The relaxation and sports activities

We were very “activity”. Could spend hours doing nothing in front of the TV (except for watching Walker Texas Ranger) and again we saw the splits of the offer in the territory.

On one side you can do the Paddle to Pampelonne  of Via Souterrata  or electric bike in Caille in the Park Moulière .

And on the other, you can also make you a spa at Antibes in the Baie des Anges hotel  with views of sick sea or even a spa in the bathroom Berthemont . And again, for sick but this time on the mountain. Little more, you pay only 18 € / person to spend the afternoon on the site and believe us, ca throws!


Balance sheet, it is possible to do everything but matter can block ca finances. We therefore relies on Chuck. What would he do? Resolved! More money problem if you travel with Chuck! Indeed, Monopoly Chuck Norris can buy square and jail space.Imagine then, no money problem for him 😉

The observation of animals

Side animals, it is similar. It is exhausting to have to décarcasser as to predict his vacation (pfff strongly the job;).


We were seduced by the Alpha Park that offers of observing wolf packs . We liked the project because, if we are profoundly against the captivity of wild animals, the origin of the idea is noble in our view. Yes the park has a covered teaching . Created to reconcile man and the wolf at a time when it was decimated by shepherds in particular, is a captive granting of space for animals (2 to 8 hectares per pack). We will advise you to go during the time of feeding to observe because, otherwise, you can not see them. A 12 € / person, it’s worth it in our opinion.


Another possibility not least, the Reserve Monts d’Azur . On the plebiscite thousand times. The project is crazy and brilliant at the same time. This is the story of a man, a passionate veterinarian, who hoped that the animals spend life in semi freedom to freedom. He created a reserve in Thorenc (one hour from Cannes) where you can walk you in the middle of European Bison , the deer , the wild horses accompanied.


You can book a safari around 20 € / person or even sleeping next to the beasts that you can see from your bedroom window. And it is even very accessible because you pay € 120 / pers for the night and it includes a safari 1:30, dinner, breakfast each morning and night in a lovely room. We did not know that such an experience was.It’s just amazing. A few days we will return to go there for sure. And this time it happens to Chuck Norris because there we had nothing to choose and we would not want misfortune happens to animals 😉

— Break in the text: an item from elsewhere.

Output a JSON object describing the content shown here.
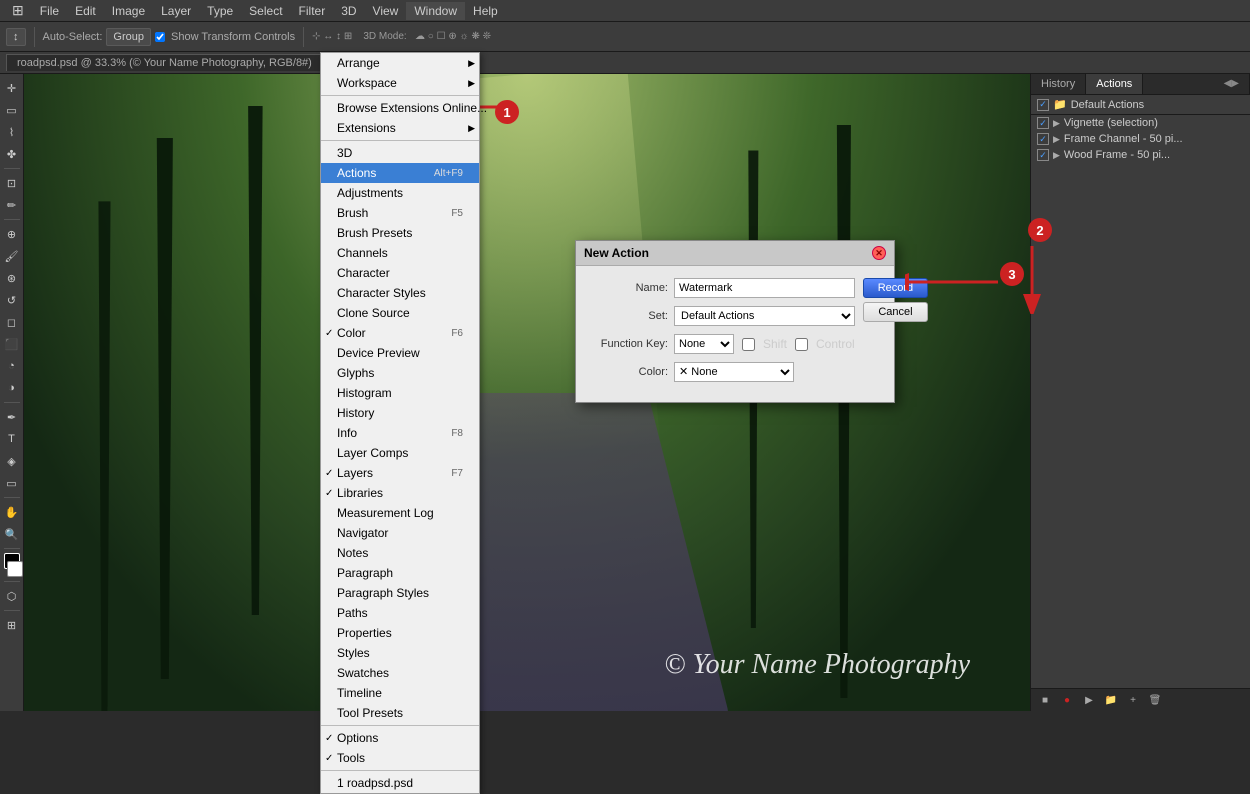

Hotels: From the charming delusional

  • Hotel Windsor Nice  : Really liked the place. Good location and original. Each room is decorated in a special way and the leg of the famous artist Ben is found throughout the property. We arrived after dark but it seems that there is a beautiful garden in the hotel’s center.


  • Berries Hotel des Anges in Antibes  : We also really enjoyed the place and for different reasons. The hotel is new, the decor is refined and the welcome is warm but the real advantage is in our view the free and unlimited access to the balneo space for hotel guests (rooms from 100 € / night). We took the opportunity! And between the hammam , the sauna , the hot tubs and heated pool , there truly means to relax. In any case we were eased … Whatever may not be enough, surely we will return. We must not neglect its good psychic being right? Say yes! say yes😉

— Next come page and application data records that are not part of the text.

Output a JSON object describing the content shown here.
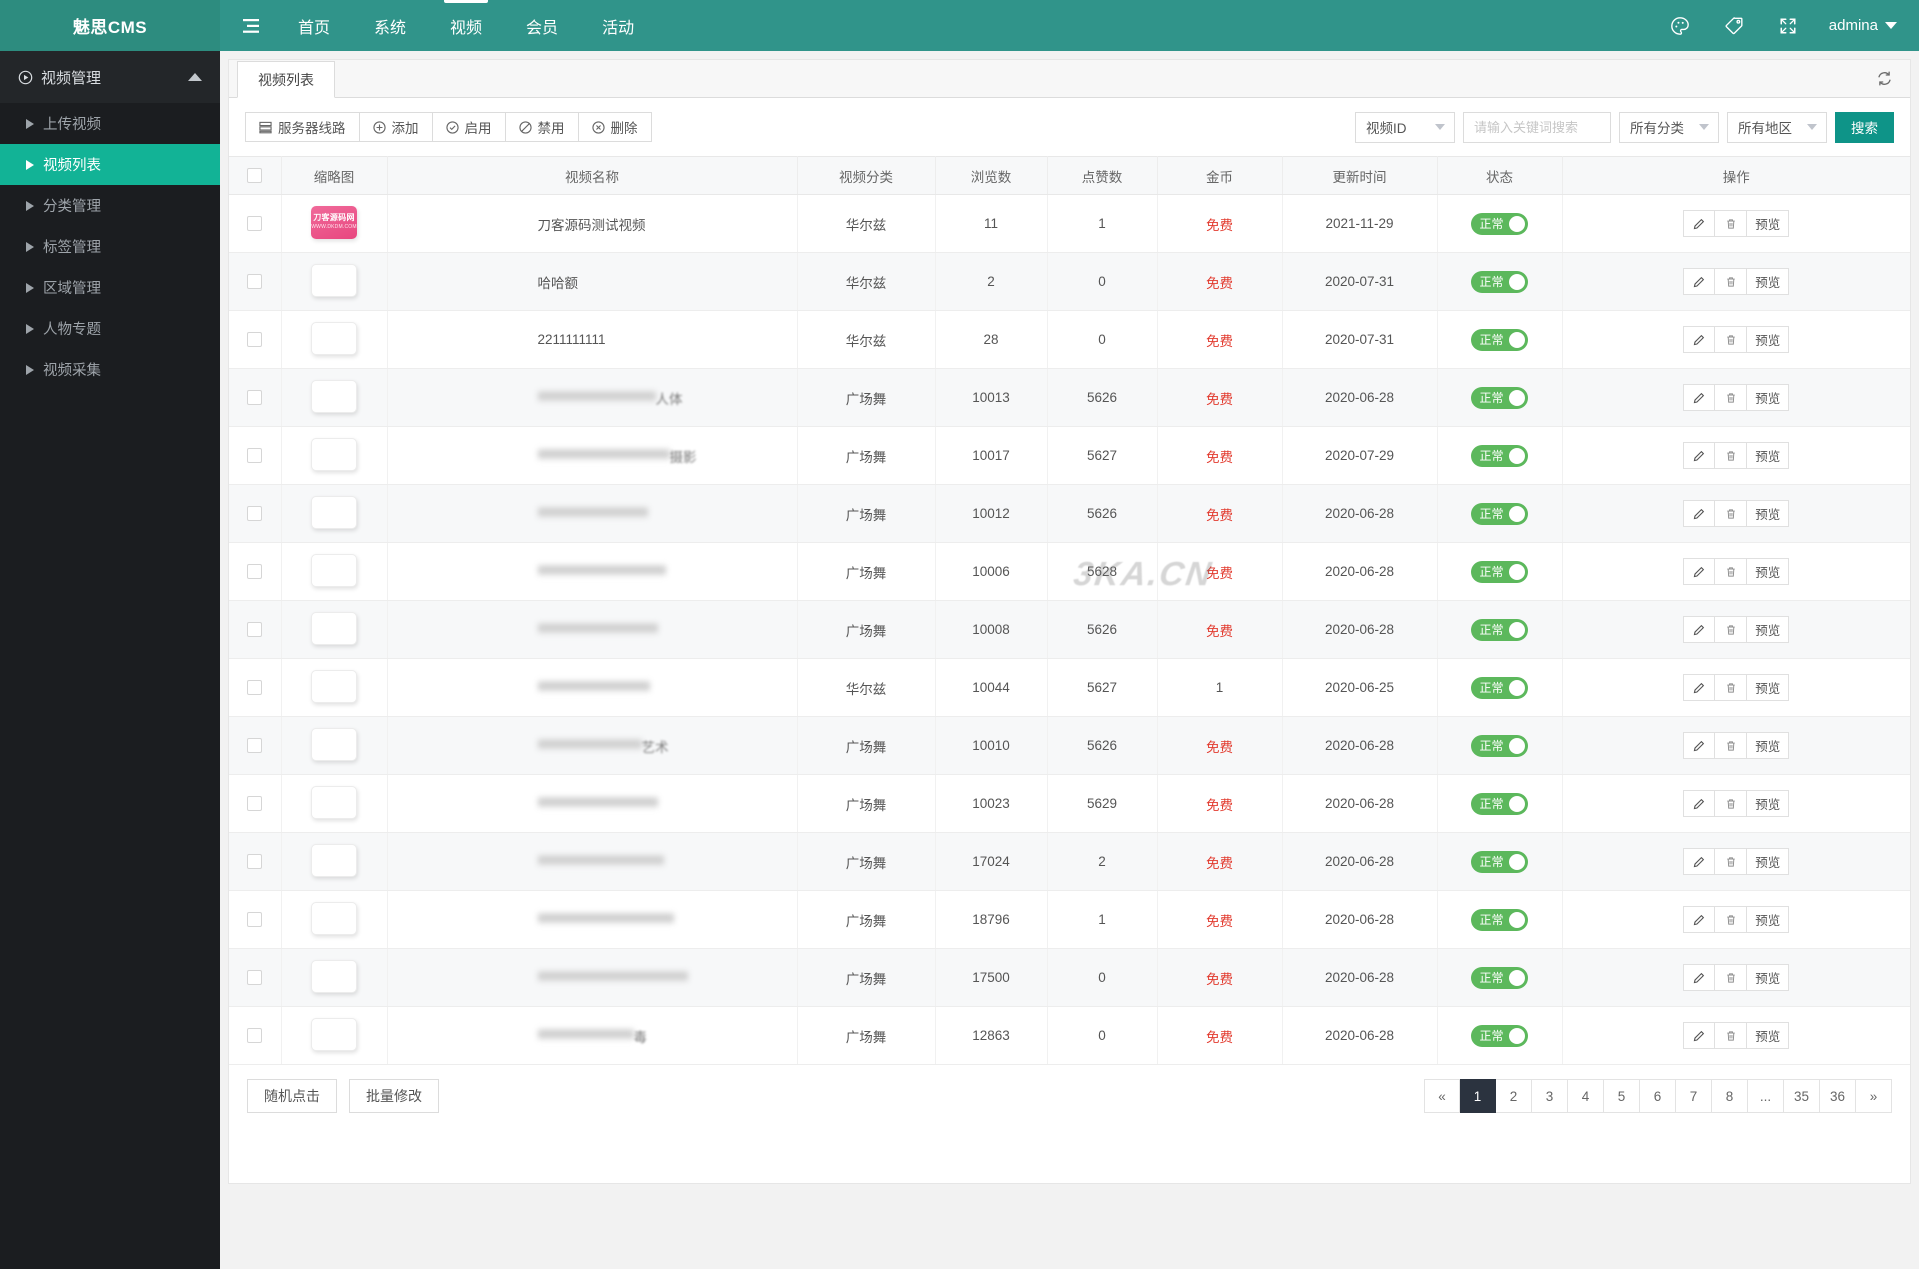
{
  "brand": {
    "name": "魅思CMS"
  },
  "topnav": {
    "menu_icon": "hamburger-icon",
    "items": [
      {
        "label": "首页",
        "active": false
      },
      {
        "label": "系统",
        "active": false
      },
      {
        "label": "视频",
        "active": true
      },
      {
        "label": "会员",
        "active": false
      },
      {
        "label": "活动",
        "active": false
      }
    ],
    "icons": [
      "palette-icon",
      "tag-icon",
      "fullscreen-icon"
    ],
    "user": "admina"
  },
  "sidebar": {
    "group": {
      "label": "视频管理",
      "icon": "play-circle-icon",
      "collapse_icon": "chevron-up-icon"
    },
    "items": [
      {
        "label": "上传视频",
        "active": false
      },
      {
        "label": "视频列表",
        "active": true
      },
      {
        "label": "分类管理",
        "active": false
      },
      {
        "label": "标签管理",
        "active": false
      },
      {
        "label": "区域管理",
        "active": false
      },
      {
        "label": "人物专题",
        "active": false
      },
      {
        "label": "视频采集",
        "active": false
      }
    ]
  },
  "tab": {
    "label": "视频列表",
    "refresh_icon": "refresh-icon"
  },
  "toolbar": {
    "buttons": [
      {
        "label": "服务器线路",
        "icon": "server-icon"
      },
      {
        "label": "添加",
        "icon": "plus-circle-icon"
      },
      {
        "label": "启用",
        "icon": "check-circle-icon"
      },
      {
        "label": "禁用",
        "icon": "ban-circle-icon"
      },
      {
        "label": "删除",
        "icon": "x-circle-icon"
      }
    ],
    "field_select": "视频ID",
    "keyword_placeholder": "请输入关键词搜索",
    "keyword_value": "",
    "category_select": "所有分类",
    "region_select": "所有地区",
    "search_label": "搜索",
    "search_color": "#0e9488"
  },
  "table": {
    "headers": [
      "",
      "缩略图",
      "视频名称",
      "视频分类",
      "浏览数",
      "点赞数",
      "金币",
      "更新时间",
      "状态",
      "操作"
    ],
    "rows": [
      {
        "thumb": "brand",
        "name": "刀客源码测试视频",
        "blur": false,
        "category": "华尔兹",
        "views": "11",
        "likes": "1",
        "coin": "免费",
        "updated": "2021-11-29",
        "status": "正常"
      },
      {
        "thumb": "blank",
        "name": "哈哈额",
        "blur": false,
        "category": "华尔兹",
        "views": "2",
        "likes": "0",
        "coin": "免费",
        "updated": "2020-07-31",
        "status": "正常"
      },
      {
        "thumb": "blank",
        "name": "2211111111",
        "blur": false,
        "category": "华尔兹",
        "views": "28",
        "likes": "0",
        "coin": "免费",
        "updated": "2020-07-31",
        "status": "正常"
      },
      {
        "thumb": "blank",
        "name": "人体",
        "blur": true,
        "category": "广场舞",
        "views": "10013",
        "likes": "5626",
        "coin": "免费",
        "updated": "2020-06-28",
        "status": "正常"
      },
      {
        "thumb": "blank",
        "name": "摄影",
        "blur": true,
        "category": "广场舞",
        "views": "10017",
        "likes": "5627",
        "coin": "免费",
        "updated": "2020-07-29",
        "status": "正常"
      },
      {
        "thumb": "blank",
        "name": "",
        "blur": true,
        "category": "广场舞",
        "views": "10012",
        "likes": "5626",
        "coin": "免费",
        "updated": "2020-06-28",
        "status": "正常"
      },
      {
        "thumb": "blank",
        "name": "",
        "blur": true,
        "category": "广场舞",
        "views": "10006",
        "likes": "5628",
        "coin": "免费",
        "updated": "2020-06-28",
        "status": "正常"
      },
      {
        "thumb": "blank",
        "name": "",
        "blur": true,
        "category": "广场舞",
        "views": "10008",
        "likes": "5626",
        "coin": "免费",
        "updated": "2020-06-28",
        "status": "正常"
      },
      {
        "thumb": "blank",
        "name": "",
        "blur": true,
        "category": "华尔兹",
        "views": "10044",
        "likes": "5627",
        "coin": "1",
        "updated": "2020-06-25",
        "status": "正常"
      },
      {
        "thumb": "blank",
        "name": "艺术",
        "blur": true,
        "category": "广场舞",
        "views": "10010",
        "likes": "5626",
        "coin": "免费",
        "updated": "2020-06-28",
        "status": "正常"
      },
      {
        "thumb": "blank",
        "name": "",
        "blur": true,
        "category": "广场舞",
        "views": "10023",
        "likes": "5629",
        "coin": "免费",
        "updated": "2020-06-28",
        "status": "正常"
      },
      {
        "thumb": "blank",
        "name": "",
        "blur": true,
        "category": "广场舞",
        "views": "17024",
        "likes": "2",
        "coin": "免费",
        "updated": "2020-06-28",
        "status": "正常"
      },
      {
        "thumb": "blank",
        "name": "",
        "blur": true,
        "category": "广场舞",
        "views": "18796",
        "likes": "1",
        "coin": "免费",
        "updated": "2020-06-28",
        "status": "正常"
      },
      {
        "thumb": "blank",
        "name": "",
        "blur": true,
        "category": "广场舞",
        "views": "17500",
        "likes": "0",
        "coin": "免费",
        "updated": "2020-06-28",
        "status": "正常"
      },
      {
        "thumb": "blank",
        "name": "毒",
        "blur": true,
        "category": "广场舞",
        "views": "12863",
        "likes": "0",
        "coin": "免费",
        "updated": "2020-06-28",
        "status": "正常"
      }
    ],
    "row_actions": {
      "edit_icon": "pencil-icon",
      "delete_icon": "trash-icon",
      "preview_label": "预览"
    },
    "thumb_brand": {
      "line1": "刀客源码网",
      "line2": "WWW.DKDM.COM"
    }
  },
  "watermark": "3KA.CN",
  "footer": {
    "buttons": [
      "随机点击",
      "批量修改"
    ],
    "pagination": [
      "«",
      "1",
      "2",
      "3",
      "4",
      "5",
      "6",
      "7",
      "8",
      "...",
      "35",
      "36",
      "»"
    ],
    "current_page": "1"
  }
}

The refined restaurants of the traditional

  • Chez Huguette in Caille (The Station Audibergue). Traditional mountain restaurant , it was a long time we had not both (and as) ate in a restaurant. It should also go for the atmosphere, the servers are fun archi 😉
  • The Angelus in Hotel Baie des Anges in Antibes. Here we are on a rather elaborate and refined cuisine . It’s just excellent and again, the service is great.
  • The restaurant of the hotel Pascal Allos. Returning in the traditional and it does not hurt. We love that. Beautiful plates in perspective 😉

Well now it is time to part and in conclusion, we suggest you either go with Chuck Norris to make your stay as calm as possible and then if you do not know him, invites us and we will do all we can so that your stay is at the top. It’s a good idea right?